Try to have faith in yourself. This one is easier said than done, and yes, you’ll make mistakes, but you are the best mom for your baby, so believe in yourself and trust your instincts.
Remember that nothing lasts forever. This kind of helps if you’re trying to establish a routine or sleep schedule and things are particularly tricky, but it’s true. Keep going, and before you know it, you’ll be out the other side.
On the flip side, this also means that one day you’ll feel like you’re nailing this mama business, then the next, your baby will decide it’s time to switch things up. Remember our previous point. Have faith in yourself!
It’s OK if you don’t feel an instant connection to your newborn.

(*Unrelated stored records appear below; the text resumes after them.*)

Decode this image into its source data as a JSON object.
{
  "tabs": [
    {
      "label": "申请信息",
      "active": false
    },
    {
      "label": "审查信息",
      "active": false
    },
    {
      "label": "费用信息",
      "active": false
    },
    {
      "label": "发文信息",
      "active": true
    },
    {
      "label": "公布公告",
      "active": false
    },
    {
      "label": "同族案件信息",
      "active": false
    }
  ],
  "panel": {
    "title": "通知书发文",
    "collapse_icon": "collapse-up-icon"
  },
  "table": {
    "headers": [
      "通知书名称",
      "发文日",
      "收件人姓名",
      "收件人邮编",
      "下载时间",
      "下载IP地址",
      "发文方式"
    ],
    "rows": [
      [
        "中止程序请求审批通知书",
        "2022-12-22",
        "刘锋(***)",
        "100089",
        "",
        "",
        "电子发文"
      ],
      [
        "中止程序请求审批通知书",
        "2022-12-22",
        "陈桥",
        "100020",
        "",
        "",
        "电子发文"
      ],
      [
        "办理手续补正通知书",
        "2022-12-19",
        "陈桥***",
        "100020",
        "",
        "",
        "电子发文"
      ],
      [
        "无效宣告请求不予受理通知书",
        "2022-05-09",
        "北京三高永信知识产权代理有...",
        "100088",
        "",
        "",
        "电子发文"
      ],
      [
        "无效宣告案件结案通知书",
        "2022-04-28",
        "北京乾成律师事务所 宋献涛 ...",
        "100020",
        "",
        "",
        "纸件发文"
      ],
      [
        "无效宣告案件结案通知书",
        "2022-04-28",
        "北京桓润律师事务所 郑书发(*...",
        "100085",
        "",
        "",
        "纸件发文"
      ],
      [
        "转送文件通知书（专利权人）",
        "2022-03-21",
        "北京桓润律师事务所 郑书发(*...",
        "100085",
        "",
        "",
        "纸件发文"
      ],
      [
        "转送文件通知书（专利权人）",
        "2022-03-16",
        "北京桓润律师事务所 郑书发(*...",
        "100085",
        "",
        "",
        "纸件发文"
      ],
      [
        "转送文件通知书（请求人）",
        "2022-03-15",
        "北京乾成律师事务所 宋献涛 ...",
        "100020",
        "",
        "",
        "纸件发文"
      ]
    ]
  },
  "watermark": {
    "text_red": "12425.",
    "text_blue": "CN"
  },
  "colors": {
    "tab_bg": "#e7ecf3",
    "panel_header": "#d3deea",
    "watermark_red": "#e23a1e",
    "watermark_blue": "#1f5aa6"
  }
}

For some mamas, it takes a while to feel that overwhelming motherly love.
Think about outsourcing help where you can. This may be hiring a cleaner, dog walker, or doula to help in the post-partum period.
Consider your maternity leave plans, taking into account any employer policies you have access to and how your family will manage financially.
Childcare costs can vary hugely depending on whether you’re considering center-based care or a nanny, full-time or part-time. It’s never too early to start budgeting.
Raising a family can be an expensive time, so is it time to start a savings account? What about writing a will? There are big decisions to be made.
Prepare your body
Try to stay as healthy and active as possible throughout your pregnancy. This will help you to be strong and fit throughout your labor and can help with a quicker postpartum recovery.
Learn about breastfeeding while you’re still pregnant, so you don’t have to learn on the job. It can help to know about different feeding positions and what to do if breastfeeding is painful to troubleshoot any early problems.
Perineal massage during the last few weeks of pregnancy can help reduce tears and the need for episiotomies during vaginal birth, which will help your postpartum recovery. You can ask your midwife for more information, or it might be covered in your prenatal class.
Sleep! Whenever you can, for as long as you can! While being told to “sleep when the baby sleeps” can be pretty annoying when the baby won’t sleep anywhere but on you, take advantage of any snippets of time for rest. It’s essential to your physical and mental wellbeing.
💡 More from The 411
5 Things I Wish I Knew About Baby Sleep as a First-Time Mama
What to Know About Your First Prenatal Visit
First Trimester Ultrasound: What to Expect
First-Time Mom: 17 Things to Know